WHAT TO DO:
Of all the lines in the entries, how many carry the word "texture"? The reply is that number and no more.

Interface dataset entries
================
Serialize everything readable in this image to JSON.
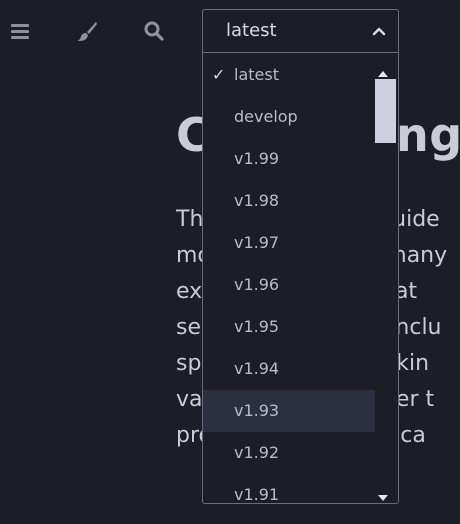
{
  "toolbar": {
    "icons": [
      "menu-icon",
      "brush-icon",
      "search-icon"
    ]
  },
  "version_select": {
    "selected": "latest",
    "options": [
      "latest",
      "develop",
      "v1.99",
      "v1.98",
      "v1.97",
      "v1.96",
      "v1.95",
      "v1.94",
      "v1.93",
      "v1.92",
      "v1.91"
    ],
    "checked_index": 0,
    "hovered_index": 8,
    "check_mark": "✓"
  },
  "content": {
    "heading_start": "C",
    "heading_end": "ng",
    "lines": [
      "Th                      n guide",
      "mo                      e many",
      "ex                       what",
      "se                        o inclu",
      "sp                       hinkin",
      "va                      vever t",
      "pro                      ou ca"
    ]
  },
  "colors": {
    "background": "#1c1d26",
    "text": "#c9cbd6",
    "hover": "#2c2f3f",
    "border": "#6b6e78",
    "scroll_thumb": "#cfd0df"
  }
}
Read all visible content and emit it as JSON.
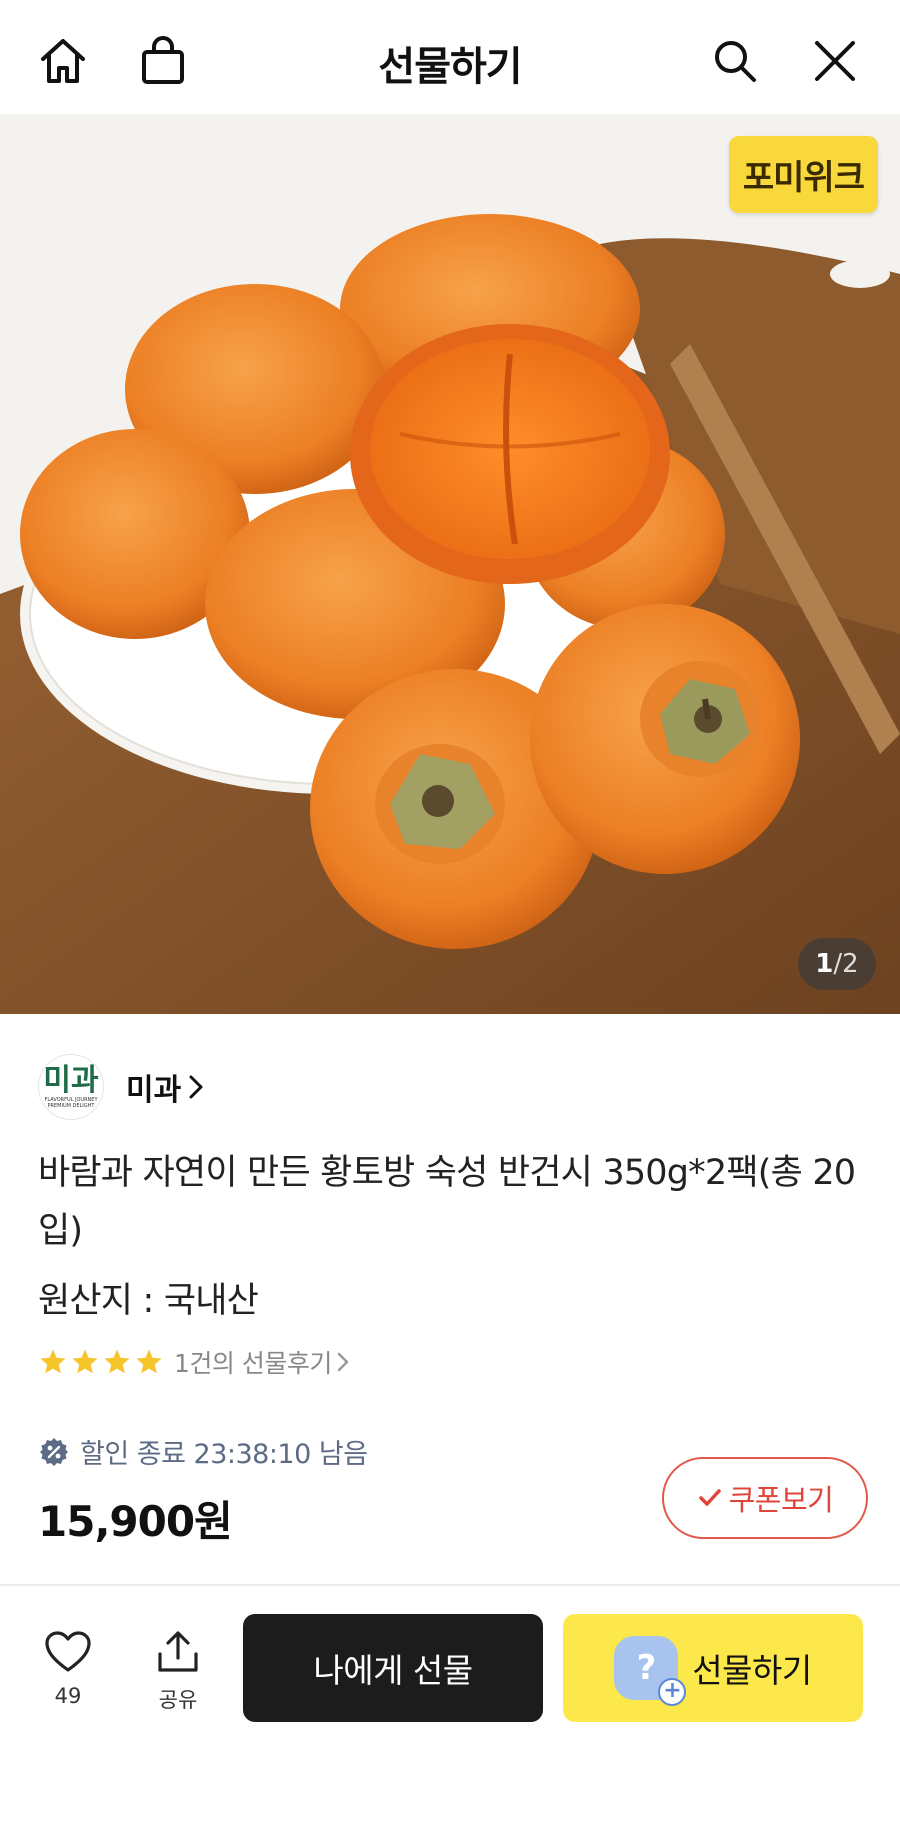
{
  "header": {
    "title": "선물하기",
    "icons": [
      "home-icon",
      "shopping-bag-icon",
      "search-icon",
      "close-icon"
    ]
  },
  "hero": {
    "brand_badge": "포미위크",
    "page_current": "1",
    "page_total": "/2"
  },
  "seller": {
    "logo_text": "미과",
    "logo_tagline": "FLAVORFUL JOURNEY PREMIUM DELIGHT",
    "name": "미과"
  },
  "product": {
    "title": "바람과 자연이 만든 황토방 숙성 반건시 350g*2팩(총 20입)",
    "origin": "원산지 : 국내산",
    "rating_stars": 4,
    "review_text": "1건의 선물후기",
    "sale_text": "할인 종료 23:38:10 남음",
    "price": "15,900원",
    "coupon_label": "쿠폰보기"
  },
  "bottom_bar": {
    "wish_count": "49",
    "share_label": "공유",
    "gift_self_label": "나에게 선물",
    "gift_label": "선물하기",
    "gift_avatar_text": "?"
  },
  "colors": {
    "kakao_yellow": "#fde84b",
    "coupon_red": "#e0443a",
    "star_yellow": "#f7c52b",
    "sale_blue": "#5d6b84"
  }
}
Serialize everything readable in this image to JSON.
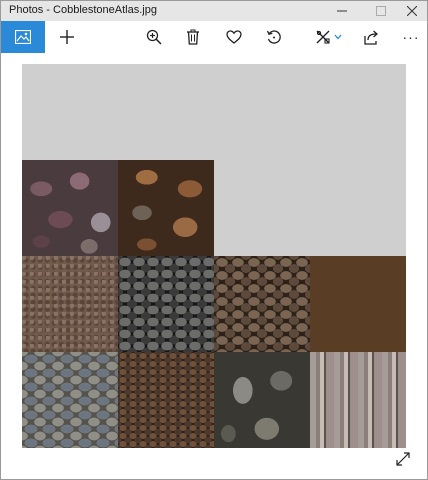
{
  "window": {
    "title": "Photos - CobblestoneAtlas.jpg",
    "controls": [
      "minimize-icon",
      "maximize-icon",
      "close-icon"
    ]
  },
  "toolbar": {
    "items": [
      {
        "name": "gallery",
        "icon": "photo-gallery-icon",
        "active": true
      },
      {
        "name": "add",
        "icon": "plus-icon"
      },
      {
        "name": "zoom",
        "icon": "zoom-in-icon"
      },
      {
        "name": "delete",
        "icon": "trash-icon"
      },
      {
        "name": "favorite",
        "icon": "heart-icon"
      },
      {
        "name": "rotate",
        "icon": "rotate-icon"
      },
      {
        "name": "edit",
        "icon": "edit-draw-icon",
        "has_dropdown": true
      },
      {
        "name": "share",
        "icon": "share-icon"
      },
      {
        "name": "more",
        "icon": "more-icon",
        "label": "···"
      }
    ],
    "accent_color": "#2b8ad8"
  },
  "image": {
    "file": "CobblestoneAtlas.jpg",
    "background_color": "#cfcfcf",
    "tiles": [
      {
        "row": 1,
        "col": 0,
        "texture": "purple-flagstone"
      },
      {
        "row": 1,
        "col": 1,
        "texture": "brown-fieldstone"
      },
      {
        "row": 2,
        "col": 0,
        "texture": "gravel"
      },
      {
        "row": 2,
        "col": 1,
        "texture": "dark-cobble"
      },
      {
        "row": 2,
        "col": 2,
        "texture": "river-stone"
      },
      {
        "row": 2,
        "col": 3,
        "texture": "sandstone-block"
      },
      {
        "row": 3,
        "col": 0,
        "texture": "grey-cobble"
      },
      {
        "row": 3,
        "col": 1,
        "texture": "brown-pebble"
      },
      {
        "row": 3,
        "col": 2,
        "texture": "grey-fieldstone"
      },
      {
        "row": 3,
        "col": 3,
        "texture": "slate-strip"
      }
    ]
  },
  "footer": {
    "expand_icon": "fullscreen-expand-icon"
  }
}
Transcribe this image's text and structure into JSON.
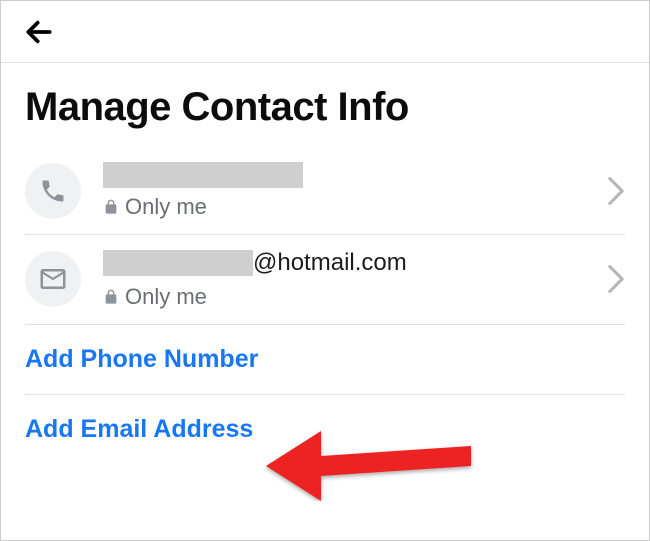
{
  "header": {
    "title": "Manage Contact Info"
  },
  "contacts": {
    "phone": {
      "value_suffix": "",
      "privacy": "Only me"
    },
    "email": {
      "value_suffix": "@hotmail.com",
      "privacy": "Only me"
    }
  },
  "actions": {
    "add_phone": "Add Phone Number",
    "add_email": "Add Email Address"
  }
}
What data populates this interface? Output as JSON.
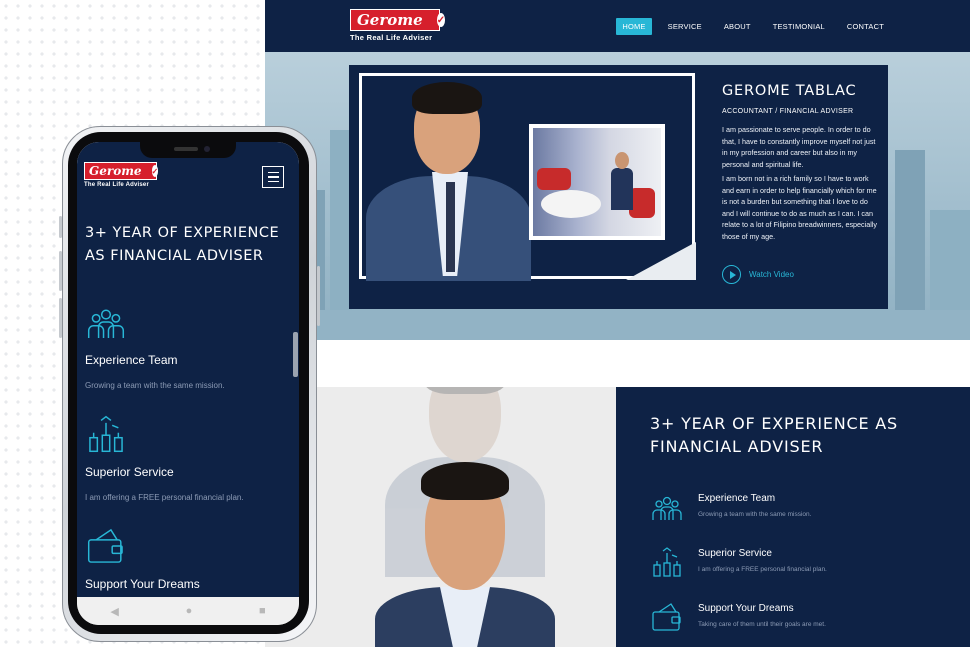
{
  "brand": {
    "name": "Gerome",
    "tagline": "The Real Life Adviser",
    "colors": {
      "navy": "#0e2245",
      "accent": "#28b7d6",
      "logo_red": "#d61f2c"
    }
  },
  "nav": {
    "items": [
      {
        "label": "HOME",
        "active": true
      },
      {
        "label": "SERVICE",
        "active": false
      },
      {
        "label": "ABOUT",
        "active": false
      },
      {
        "label": "TESTIMONIAL",
        "active": false
      },
      {
        "label": "CONTACT",
        "active": false
      }
    ]
  },
  "profile": {
    "name": "GEROME TABLAC",
    "role": "ACCOUNTANT / FINANCIAL ADVISER",
    "para1": "I am passionate to serve people. In order to do that, I have to constantly improve myself not just in my profession and career but also in my personal and spiritual life.",
    "para2": "I am born not in a rich family so I have to work and earn in order to help financially which for me is not a burden but something that I love to do and I will continue to do as much as I can. I can relate to a lot of Filipino breadwinners, especially those of my age.",
    "watch_label": "Watch Video"
  },
  "experience": {
    "heading": "3+ YEAR OF EXPERIENCE AS FINANCIAL ADVISER",
    "features": [
      {
        "title": "Experience Team",
        "desc": "Growing a team with the same mission.",
        "icon": "team-icon"
      },
      {
        "title": "Superior Service",
        "desc": "I am offering a FREE personal financial plan.",
        "icon": "hands-icon"
      },
      {
        "title": "Support Your Dreams",
        "desc": "Taking care of them until their goals are met.",
        "icon": "wallet-icon"
      }
    ]
  },
  "mobile_nav": {
    "back": "◀",
    "home": "●",
    "recent": "■"
  }
}
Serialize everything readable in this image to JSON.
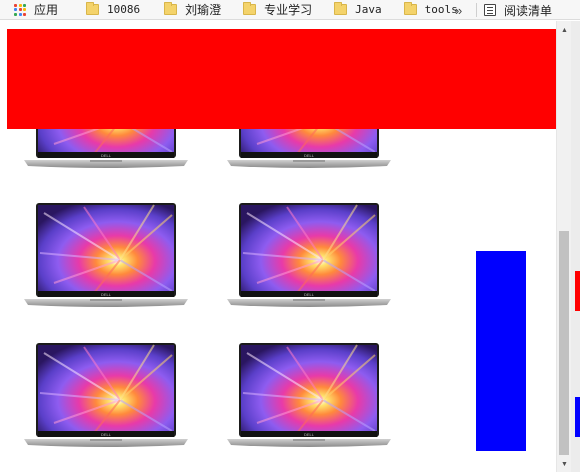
{
  "bookmarks": {
    "apps_label": "应用",
    "items": [
      "10086",
      "刘瑜澄",
      "专业学习",
      "Java",
      "tools"
    ],
    "overflow_label": "»",
    "reading_list_label": "阅读清单"
  },
  "colors": {
    "banner": "#ff0000",
    "sidebar_box": "#0000ff"
  },
  "page": {
    "product_image_alt": "Dell laptop",
    "laptop_count": 6,
    "logo_text": "DELL"
  }
}
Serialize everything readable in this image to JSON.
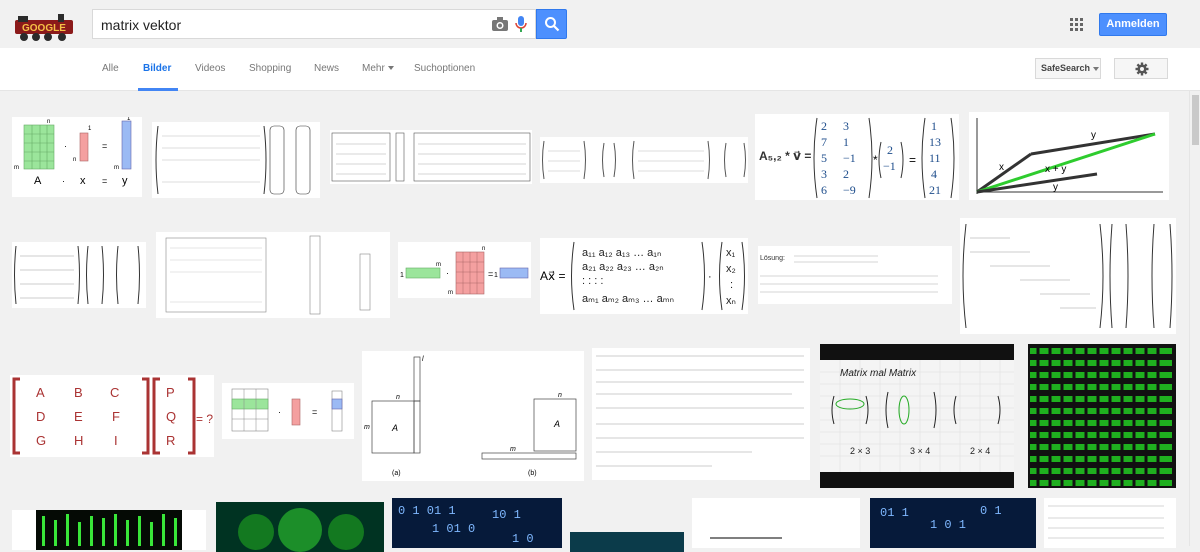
{
  "header": {
    "logo_text": "GOOGLE",
    "search_value": "matrix vektor",
    "signin_label": "Anmelden",
    "brand_blue": "#4d90fe",
    "icons": [
      "camera-icon",
      "microphone-icon",
      "search-icon",
      "apps-grid-icon"
    ]
  },
  "nav": {
    "tabs": [
      "Alle",
      "Bilder",
      "Videos",
      "Shopping",
      "News",
      "Mehr"
    ],
    "active_tab": "Bilder",
    "tools_label": "Suchoptionen",
    "safesearch_label": "SafeSearch",
    "settings_icon": "gear-icon"
  },
  "thumbs": {
    "t1": {
      "m": "m",
      "n": "n",
      "one": "1",
      "A": "A",
      "x": "x",
      "y": "y",
      "dot": "·",
      "eq": "="
    },
    "t5": {
      "lhs": "A₅,₂ * v⃗ =",
      "col1": [
        "2",
        "7",
        "5",
        "3",
        "6"
      ],
      "col2": [
        "3",
        "1",
        "−1",
        "2",
        "−9"
      ],
      "vec": [
        "2",
        "−1"
      ],
      "res": [
        "1",
        "13",
        "11",
        "4",
        "21"
      ],
      "star": "*",
      "eq": "="
    },
    "t6": {
      "x": "x",
      "y": "y",
      "xy": "x + y"
    },
    "t9": {
      "lhs": "Ax⃗ =",
      "row1": "a₁₁  a₁₂  a₁₃ …  a₁ₙ",
      "row2": "a₂₁  a₂₂  a₂₃ …  a₂ₙ",
      "row3": ":     :     :        :",
      "row4": "aₘ₁  aₘ₂  aₘ₃ …  aₘₙ",
      "vec": [
        "x₁",
        "x₂",
        ":",
        "xₙ"
      ],
      "dot": "·"
    },
    "t10": {
      "label": "Lösung:"
    },
    "t12": {
      "letters": [
        "A",
        "B",
        "C",
        "D",
        "E",
        "F",
        "G",
        "H",
        "I"
      ],
      "right": [
        "P",
        "Q",
        "R"
      ],
      "tail": "= ?"
    },
    "t14": {
      "A": "A",
      "n": "n",
      "m": "m",
      "l": "l",
      "cap_a": "(a)",
      "cap_b": "(b)"
    },
    "t16": {
      "title": "Matrix mal Matrix",
      "d1": "2 × 3",
      "d2": "3 × 4",
      "d3": "2 × 4"
    }
  }
}
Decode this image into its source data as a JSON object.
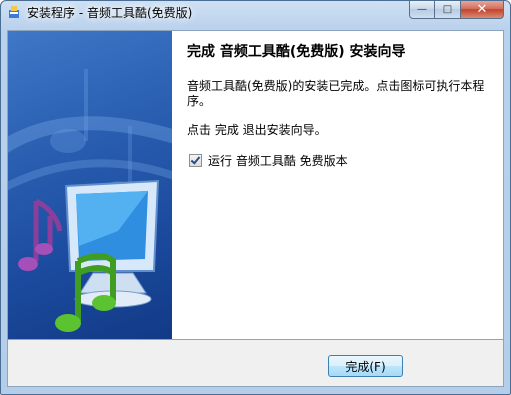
{
  "window": {
    "title": "安装程序 - 音频工具酷(免费版)",
    "minimize_glyph": "—",
    "maximize_glyph": "□",
    "close_glyph": "✕"
  },
  "wizard": {
    "heading": "完成 音频工具酷(免费版) 安装向导",
    "message": "音频工具酷(免费版)的安装已完成。点击图标可执行本程序。",
    "exit_hint": "点击 完成 退出安装向导。",
    "run_checkbox": {
      "label": "运行 音频工具酷 免费版本",
      "checked": true
    }
  },
  "buttons": {
    "finish_label": "完成(F)"
  },
  "icons": {
    "app": "installer-icon",
    "banner": "music-computer-illustration"
  }
}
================
EXERCISE RESPONSE:
10